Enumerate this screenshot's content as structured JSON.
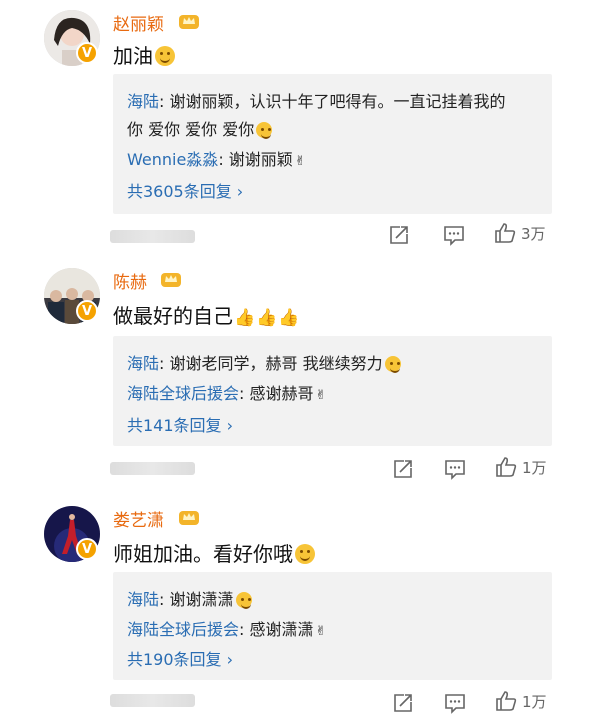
{
  "comments": [
    {
      "username": "赵丽颖",
      "text": "加油",
      "replies": [
        {
          "name": "海陆",
          "text": "谢谢丽颖，认识十年了吧得有。一直记挂着我的"
        },
        {
          "name": "",
          "text": "你 爱你 爱你 爱你"
        },
        {
          "name": "Wennie淼淼",
          "text": "谢谢丽颖"
        }
      ],
      "more_replies": "共3605条回复 ›",
      "likes": "3万"
    },
    {
      "username": "陈赫",
      "text": "做最好的自己",
      "replies": [
        {
          "name": "海陆",
          "text": "谢谢老同学，赫哥 我继续努力"
        },
        {
          "name": "海陆全球后援会",
          "text": "感谢赫哥"
        }
      ],
      "more_replies": "共141条回复 ›",
      "likes": "1万"
    },
    {
      "username": "娄艺潇",
      "text": "师姐加油。看好你哦",
      "replies": [
        {
          "name": "海陆",
          "text": "谢谢潇潇"
        },
        {
          "name": "海陆全球后援会",
          "text": "感谢潇潇"
        }
      ],
      "more_replies": "共190条回复 ›",
      "likes": "1万"
    }
  ],
  "icons": {
    "share": "share-icon",
    "comment": "comment-icon",
    "like": "thumbs-up-icon",
    "verified": "verified-badge-icon",
    "crown": "crown-icon"
  },
  "colors": {
    "username": "#e86a10",
    "reply_name": "#2a6db3",
    "reply_bg": "#f2f2f2",
    "verified": "#f5a200"
  }
}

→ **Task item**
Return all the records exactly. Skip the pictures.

→ **Task result**
Enumerate this screenshot's content as structured JSON.
{
  "comments": [
    {
      "username": "赵丽颖",
      "text": "加油",
      "replies": [
        {
          "name": "海陆",
          "text": "谢谢丽颖，认识十年了吧得有。一直记挂着我的"
        },
        {
          "name": "",
          "text": "你 爱你 爱你 爱你"
        },
        {
          "name": "Wennie淼淼",
          "text": "谢谢丽颖"
        }
      ],
      "more_replies": "共3605条回复 ›",
      "likes": "3万"
    },
    {
      "username": "陈赫",
      "text": "做最好的自己",
      "replies": [
        {
          "name": "海陆",
          "text": "谢谢老同学，赫哥 我继续努力"
        },
        {
          "name": "海陆全球后援会",
          "text": "感谢赫哥"
        }
      ],
      "more_replies": "共141条回复 ›",
      "likes": "1万"
    },
    {
      "username": "娄艺潇",
      "text": "师姐加油。看好你哦",
      "replies": [
        {
          "name": "海陆",
          "text": "谢谢潇潇"
        },
        {
          "name": "海陆全球后援会",
          "text": "感谢潇潇"
        }
      ],
      "more_replies": "共190条回复 ›",
      "likes": "1万"
    }
  ],
  "icons": {
    "share": "share-icon",
    "comment": "comment-icon",
    "like": "thumbs-up-icon",
    "verified": "verified-badge-icon",
    "crown": "crown-icon"
  },
  "colors": {
    "username": "#e86a10",
    "reply_name": "#2a6db3",
    "reply_bg": "#f2f2f2",
    "verified": "#f5a200"
  }
}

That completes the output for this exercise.